This DVD provides good general
information on RC helicopters.
If you would rather watch than
There are several reasons why many people give up or fail with Radio Controlled Helicopters, the most common are:
I built this web site to offer sound advice and guide you along the way. I want people to succeed with
radio controlled helicopters
and enjoy this rewarding and fun hobby as much as I do - hopefully for a life time.
The Setup & Tips For Electric Collective Pitch RC Helicopters e-book is all about setting up a collective pitch RC helicopter with a computerized radio to turn it into the perfect trainer. Click on the image of the book to find out more about what information is covered in this, my most popular & #1 selling e-book.
The 120/140 Degree Swashplate Setup & Levelling e-book shows how to properly setup and level a 120,135, or 140 degree electronically mixed swash to attain perfect interaction and a trimmed out bird off the bench. Click on the image of the book to learn more about it.
RC helicopter training gear is the essential training aid used when learning to hover and fly most RC helicopters, this e-book shows how to build them. If you want to learn more about what's inside, click on the image of the book.

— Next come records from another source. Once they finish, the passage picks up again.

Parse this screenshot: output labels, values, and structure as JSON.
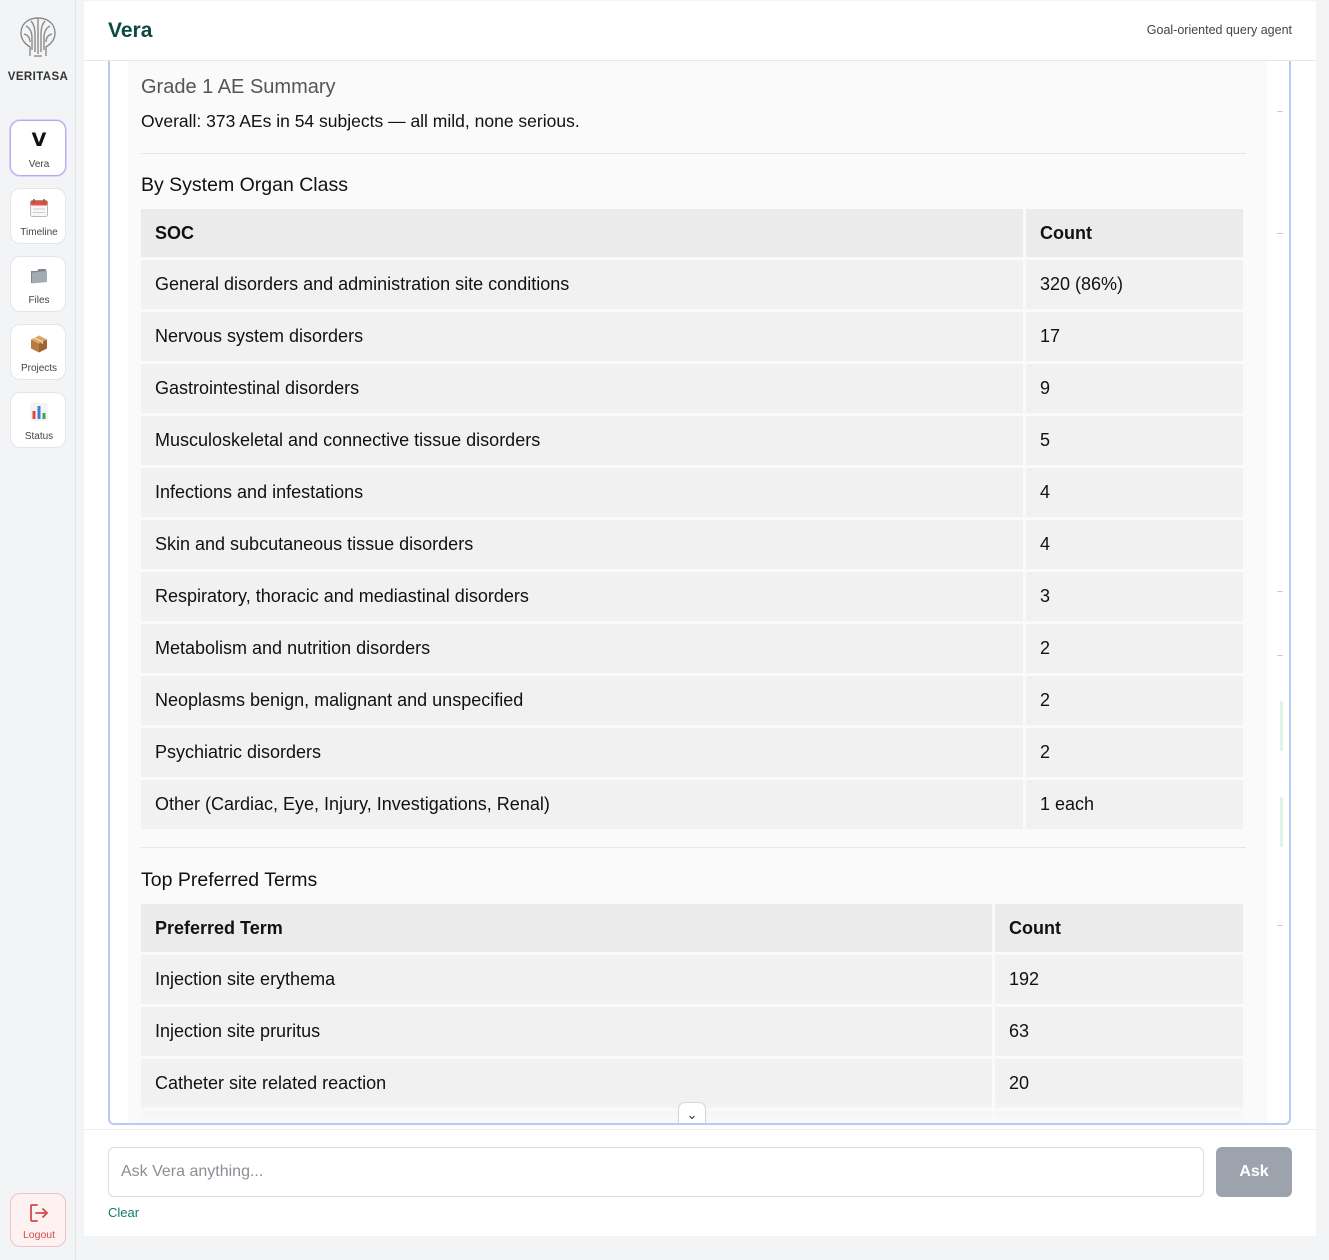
{
  "sidebar": {
    "brand": "VERITASA",
    "items": [
      {
        "label": "Vera",
        "icon": "v-letter-icon",
        "glyph": "V"
      },
      {
        "label": "Timeline",
        "icon": "calendar-icon"
      },
      {
        "label": "Files",
        "icon": "folder-icon"
      },
      {
        "label": "Projects",
        "icon": "package-icon"
      },
      {
        "label": "Status",
        "icon": "bar-chart-icon"
      }
    ],
    "logout_label": "Logout"
  },
  "header": {
    "title": "Vera",
    "subtitle": "Goal-oriented query agent"
  },
  "report": {
    "summary_title": "Grade 1 AE Summary",
    "summary_text": "Overall: 373 AEs in 54 subjects — all mild, none serious.",
    "soc_section": {
      "title": "By System Organ Class",
      "headers": [
        "SOC",
        "Count"
      ],
      "rows": [
        [
          "General disorders and administration site conditions",
          "320 (86%)"
        ],
        [
          "Nervous system disorders",
          "17"
        ],
        [
          "Gastrointestinal disorders",
          "9"
        ],
        [
          "Musculoskeletal and connective tissue disorders",
          "5"
        ],
        [
          "Infections and infestations",
          "4"
        ],
        [
          "Skin and subcutaneous tissue disorders",
          "4"
        ],
        [
          "Respiratory, thoracic and mediastinal disorders",
          "3"
        ],
        [
          "Metabolism and nutrition disorders",
          "2"
        ],
        [
          "Neoplasms benign, malignant and unspecified",
          "2"
        ],
        [
          "Psychiatric disorders",
          "2"
        ],
        [
          "Other (Cardiac, Eye, Injury, Investigations, Renal)",
          "1 each"
        ]
      ]
    },
    "pt_section": {
      "title": "Top Preferred Terms",
      "headers": [
        "Preferred Term",
        "Count"
      ],
      "rows": [
        [
          "Injection site erythema",
          "192"
        ],
        [
          "Injection site pruritus",
          "63"
        ],
        [
          "Catheter site related reaction",
          "20"
        ],
        [
          "",
          ""
        ]
      ]
    },
    "scroll_down_glyph": "⌄"
  },
  "input": {
    "placeholder": "Ask Vera anything...",
    "value": "",
    "ask_label": "Ask",
    "clear_label": "Clear"
  },
  "colors": {
    "brand_teal": "#0d4a43",
    "active_border": "#b9a6ee",
    "panel_border": "#b3cdf3",
    "ask_button": "#9ca3ad",
    "logout_red": "#d14b4b",
    "link_teal": "#0f7a6c"
  }
}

Thinking of getting into planes too, or trying to decide between RC helicopters or RC airplanes? If so, the Beginners Combo deal which includes both the Beginners Guide To Flying RC Helicopters and the Beginners Guide To Flying RC Airplanes e-Books, represents excellent value for anyone looking to get started safely and quickly in either or both forms of radio control flying.